The consortium also gathered the little information available about a series of other countries: Austria, Czech Republic, Estonia, Finland, Greece, Ireland, Latvia, Lithuania, Norway, Portugal, Romania, Slovakia, Sweden, and The Netherlands. In several of these countries the comics market is very small or almost insignificant, with few publishers and in some cases barely any; some countries’ comics market is dominated by publishers form neighbouring territories with a shared or similar language (this is the case of Slovakia with the Czech Republic, Sweden with Denmark and The Netherlands with Flanders). Very little is going on in terms of digital sales.

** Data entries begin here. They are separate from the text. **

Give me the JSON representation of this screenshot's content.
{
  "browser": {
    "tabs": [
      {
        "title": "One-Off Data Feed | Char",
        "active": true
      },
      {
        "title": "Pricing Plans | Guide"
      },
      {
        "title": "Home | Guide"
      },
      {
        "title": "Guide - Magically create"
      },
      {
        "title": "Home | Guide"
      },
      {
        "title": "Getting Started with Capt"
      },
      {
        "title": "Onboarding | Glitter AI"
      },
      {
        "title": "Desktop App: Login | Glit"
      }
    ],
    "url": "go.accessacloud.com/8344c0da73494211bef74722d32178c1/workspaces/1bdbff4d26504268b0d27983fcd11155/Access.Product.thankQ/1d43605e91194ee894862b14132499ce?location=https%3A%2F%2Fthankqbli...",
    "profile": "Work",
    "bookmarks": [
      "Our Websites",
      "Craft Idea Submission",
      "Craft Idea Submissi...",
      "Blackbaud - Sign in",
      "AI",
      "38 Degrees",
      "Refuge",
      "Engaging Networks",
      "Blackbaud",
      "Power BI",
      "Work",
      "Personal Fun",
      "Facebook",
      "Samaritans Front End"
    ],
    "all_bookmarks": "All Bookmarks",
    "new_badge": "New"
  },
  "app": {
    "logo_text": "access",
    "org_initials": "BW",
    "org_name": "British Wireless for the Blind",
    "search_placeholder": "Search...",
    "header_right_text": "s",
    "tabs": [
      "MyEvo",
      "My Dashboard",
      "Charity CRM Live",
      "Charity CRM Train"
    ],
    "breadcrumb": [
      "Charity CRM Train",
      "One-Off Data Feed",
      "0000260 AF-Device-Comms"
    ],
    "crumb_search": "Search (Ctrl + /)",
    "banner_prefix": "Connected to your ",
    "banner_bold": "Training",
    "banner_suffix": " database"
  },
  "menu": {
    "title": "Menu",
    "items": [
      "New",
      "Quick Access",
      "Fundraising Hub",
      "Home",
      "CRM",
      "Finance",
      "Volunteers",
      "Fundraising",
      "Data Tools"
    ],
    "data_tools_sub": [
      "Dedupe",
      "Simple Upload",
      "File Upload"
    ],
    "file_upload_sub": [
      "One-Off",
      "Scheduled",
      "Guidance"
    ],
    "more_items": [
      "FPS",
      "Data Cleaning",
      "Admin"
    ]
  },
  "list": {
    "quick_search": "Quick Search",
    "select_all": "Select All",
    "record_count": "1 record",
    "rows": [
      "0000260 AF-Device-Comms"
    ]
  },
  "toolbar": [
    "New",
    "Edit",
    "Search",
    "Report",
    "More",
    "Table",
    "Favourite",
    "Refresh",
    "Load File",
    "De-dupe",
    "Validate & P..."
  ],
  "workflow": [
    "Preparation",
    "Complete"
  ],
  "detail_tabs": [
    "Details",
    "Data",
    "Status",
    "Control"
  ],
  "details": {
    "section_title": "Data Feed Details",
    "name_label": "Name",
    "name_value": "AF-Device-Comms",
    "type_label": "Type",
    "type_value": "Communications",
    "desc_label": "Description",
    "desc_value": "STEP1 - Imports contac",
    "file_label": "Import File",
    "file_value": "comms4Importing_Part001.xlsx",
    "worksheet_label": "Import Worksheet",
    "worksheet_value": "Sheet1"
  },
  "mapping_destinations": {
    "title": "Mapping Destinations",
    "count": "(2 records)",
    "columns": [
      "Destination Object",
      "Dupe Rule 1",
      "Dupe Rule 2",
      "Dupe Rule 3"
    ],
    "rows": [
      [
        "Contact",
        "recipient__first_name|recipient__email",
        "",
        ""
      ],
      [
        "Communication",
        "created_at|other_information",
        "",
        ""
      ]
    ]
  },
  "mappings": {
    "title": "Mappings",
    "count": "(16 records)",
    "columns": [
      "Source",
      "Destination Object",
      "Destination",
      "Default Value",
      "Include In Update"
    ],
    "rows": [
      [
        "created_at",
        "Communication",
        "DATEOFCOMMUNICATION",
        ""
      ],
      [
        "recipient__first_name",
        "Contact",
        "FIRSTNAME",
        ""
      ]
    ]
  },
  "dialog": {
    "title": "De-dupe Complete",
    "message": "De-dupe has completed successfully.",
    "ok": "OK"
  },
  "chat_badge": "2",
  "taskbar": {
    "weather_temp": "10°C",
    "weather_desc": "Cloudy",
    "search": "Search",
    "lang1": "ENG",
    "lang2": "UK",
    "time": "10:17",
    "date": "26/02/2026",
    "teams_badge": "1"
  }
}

Amidst some difficulties in finding data and in comparing different countries, the general picture that emerges is that of a digital market for comics that is very small, but at the same time that presents a huge opportunity for growth, indeed a largely untapped potential that risks being fulfilled by non-European players.

This is perfectly exemplified by the webtoons phenomenon, a recent disruptive format from Korea: serialised comics designed to be read digitally on smartphones, they are taking many markets by storm. According to a recent research, time spent on webtoons tends to be longer than time spent reading paper comics, and webtoon series appeal to non-readers, including in countries without an established comics market (they have opened new markets in South East Asia, for example). Webtoons have the potential to generate higher average revenue per paying user than Netflix, YouTube or Spotify. In terms of user engagement indicators (time spent, frequency, retention, etc.), webtoons in Korea have already surpassed music streaming services and are now comparable to video streaming services.

EUDICOM focuses on distribution because platforms are the gateways to readers. Starting from a better understanding of the comic books market, the project will help European publishers go digital (making their content available via digital platforms), trying to identify levers to stimulate the reading of digital comic books (via platforms), supporting the development of digital initiatives (in formats compatible by the platforms), strengthening the circulation of European content in Europe and beyond (via multilingual platforms) and ultimately encouraging the emergence of competitive European platforms to face the US and Asian ones.